Exercise description: Go through the listing below and return each line that includes "title".
=== Given information ===
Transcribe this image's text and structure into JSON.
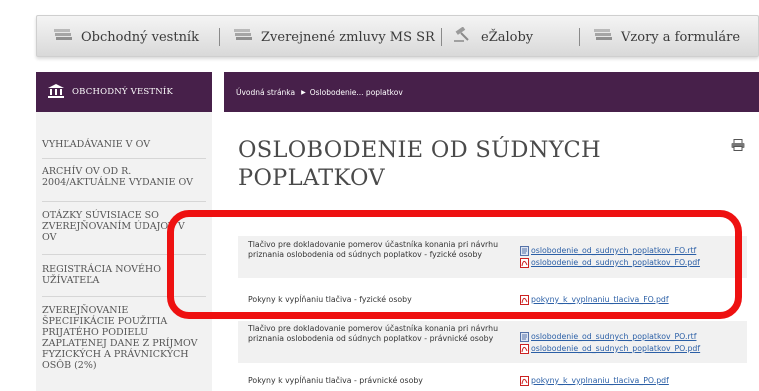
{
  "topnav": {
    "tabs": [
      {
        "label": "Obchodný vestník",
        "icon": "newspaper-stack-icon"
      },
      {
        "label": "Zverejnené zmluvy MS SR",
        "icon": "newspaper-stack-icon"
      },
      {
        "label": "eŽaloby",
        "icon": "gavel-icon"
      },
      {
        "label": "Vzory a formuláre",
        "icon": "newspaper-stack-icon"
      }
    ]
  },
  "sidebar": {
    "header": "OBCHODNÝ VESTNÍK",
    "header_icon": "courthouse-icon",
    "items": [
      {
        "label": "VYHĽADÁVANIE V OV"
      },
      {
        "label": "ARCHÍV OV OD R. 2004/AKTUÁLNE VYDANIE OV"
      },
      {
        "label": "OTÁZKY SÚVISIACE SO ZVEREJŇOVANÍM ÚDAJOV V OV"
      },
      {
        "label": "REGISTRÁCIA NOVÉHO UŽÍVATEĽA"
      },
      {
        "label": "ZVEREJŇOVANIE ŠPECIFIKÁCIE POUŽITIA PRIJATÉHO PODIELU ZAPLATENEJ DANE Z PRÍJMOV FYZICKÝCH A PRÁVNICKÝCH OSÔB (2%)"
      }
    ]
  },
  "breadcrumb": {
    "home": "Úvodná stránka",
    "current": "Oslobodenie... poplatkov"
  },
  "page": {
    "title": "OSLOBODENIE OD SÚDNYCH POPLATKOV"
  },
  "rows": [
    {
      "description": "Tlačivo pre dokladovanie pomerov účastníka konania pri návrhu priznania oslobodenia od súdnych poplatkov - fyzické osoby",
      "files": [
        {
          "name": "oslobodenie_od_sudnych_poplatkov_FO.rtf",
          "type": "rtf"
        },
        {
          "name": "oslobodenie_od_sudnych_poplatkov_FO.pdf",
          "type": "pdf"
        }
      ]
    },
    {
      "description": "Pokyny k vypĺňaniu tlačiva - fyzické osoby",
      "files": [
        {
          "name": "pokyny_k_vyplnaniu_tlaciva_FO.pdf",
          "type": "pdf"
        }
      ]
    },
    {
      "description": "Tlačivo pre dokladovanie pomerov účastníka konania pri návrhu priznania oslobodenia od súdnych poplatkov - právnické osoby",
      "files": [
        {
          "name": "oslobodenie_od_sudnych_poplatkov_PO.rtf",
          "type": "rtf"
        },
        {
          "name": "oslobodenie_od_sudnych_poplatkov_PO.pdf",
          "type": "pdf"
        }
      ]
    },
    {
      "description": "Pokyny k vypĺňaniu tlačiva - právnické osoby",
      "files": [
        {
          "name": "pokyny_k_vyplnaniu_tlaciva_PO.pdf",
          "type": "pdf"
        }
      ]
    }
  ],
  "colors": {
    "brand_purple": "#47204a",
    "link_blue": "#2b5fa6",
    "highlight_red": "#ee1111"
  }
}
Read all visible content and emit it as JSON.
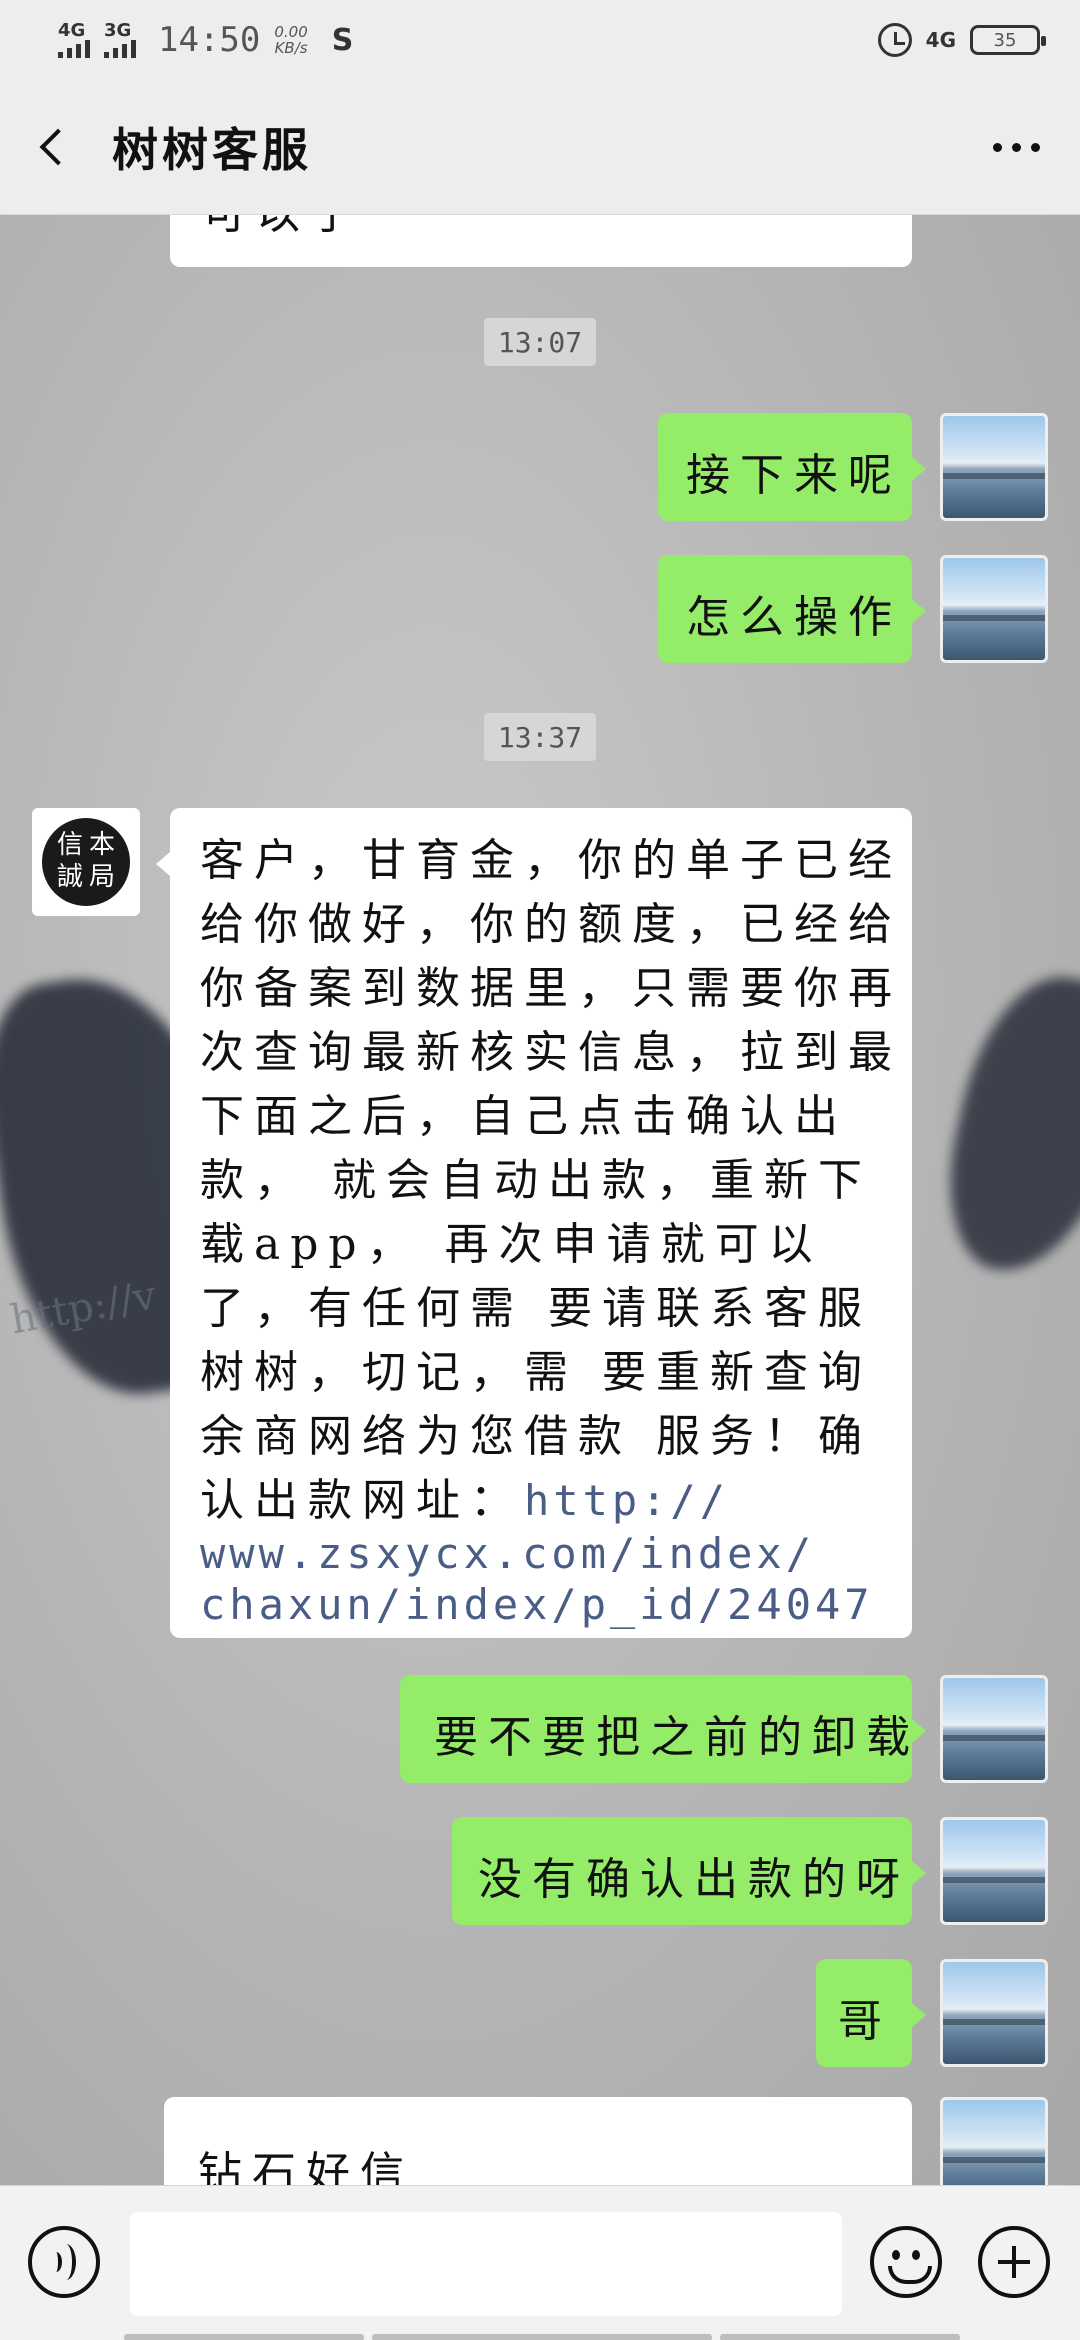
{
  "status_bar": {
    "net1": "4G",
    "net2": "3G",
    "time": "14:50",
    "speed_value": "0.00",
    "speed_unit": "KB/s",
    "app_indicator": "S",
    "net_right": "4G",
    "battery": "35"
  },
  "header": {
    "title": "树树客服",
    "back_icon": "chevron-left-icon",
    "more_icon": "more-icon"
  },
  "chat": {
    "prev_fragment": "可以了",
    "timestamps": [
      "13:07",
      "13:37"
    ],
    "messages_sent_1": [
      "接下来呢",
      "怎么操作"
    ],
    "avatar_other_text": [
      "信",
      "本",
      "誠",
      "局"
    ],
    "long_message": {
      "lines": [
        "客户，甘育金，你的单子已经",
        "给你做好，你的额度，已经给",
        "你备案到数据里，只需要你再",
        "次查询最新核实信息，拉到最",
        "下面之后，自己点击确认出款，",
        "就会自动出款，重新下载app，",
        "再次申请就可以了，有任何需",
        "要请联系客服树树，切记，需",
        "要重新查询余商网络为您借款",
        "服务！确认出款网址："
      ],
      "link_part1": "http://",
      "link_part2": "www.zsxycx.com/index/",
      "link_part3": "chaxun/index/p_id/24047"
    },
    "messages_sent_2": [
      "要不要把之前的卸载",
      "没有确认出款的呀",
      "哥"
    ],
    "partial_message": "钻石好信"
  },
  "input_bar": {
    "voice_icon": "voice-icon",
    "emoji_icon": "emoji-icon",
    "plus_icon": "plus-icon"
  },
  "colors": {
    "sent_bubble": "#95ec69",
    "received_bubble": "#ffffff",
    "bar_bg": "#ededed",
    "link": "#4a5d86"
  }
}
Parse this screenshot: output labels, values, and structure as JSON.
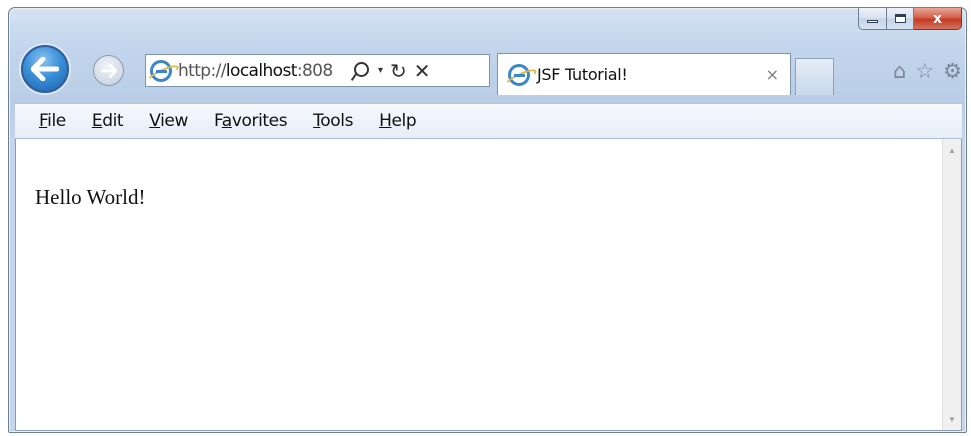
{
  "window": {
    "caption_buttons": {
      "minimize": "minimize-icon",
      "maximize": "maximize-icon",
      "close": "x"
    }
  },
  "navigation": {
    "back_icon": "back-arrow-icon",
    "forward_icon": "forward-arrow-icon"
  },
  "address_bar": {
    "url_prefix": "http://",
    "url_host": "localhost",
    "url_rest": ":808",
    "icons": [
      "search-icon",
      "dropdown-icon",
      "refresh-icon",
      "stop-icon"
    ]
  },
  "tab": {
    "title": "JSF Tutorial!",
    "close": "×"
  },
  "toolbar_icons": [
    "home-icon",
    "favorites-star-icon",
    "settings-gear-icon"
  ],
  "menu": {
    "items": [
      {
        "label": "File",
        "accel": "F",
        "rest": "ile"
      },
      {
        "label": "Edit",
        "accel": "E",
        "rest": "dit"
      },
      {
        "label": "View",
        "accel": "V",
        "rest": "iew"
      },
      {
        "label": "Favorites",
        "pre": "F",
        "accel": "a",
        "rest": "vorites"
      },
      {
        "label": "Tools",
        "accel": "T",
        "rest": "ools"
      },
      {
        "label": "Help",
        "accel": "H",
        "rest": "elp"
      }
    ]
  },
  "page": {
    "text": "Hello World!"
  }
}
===
Written response:
    "title": "OSLOBODENIE OD SÚDNYCH POPLATKOV"
    "title": "树树客服",
    "title": "JSF Tutorial!",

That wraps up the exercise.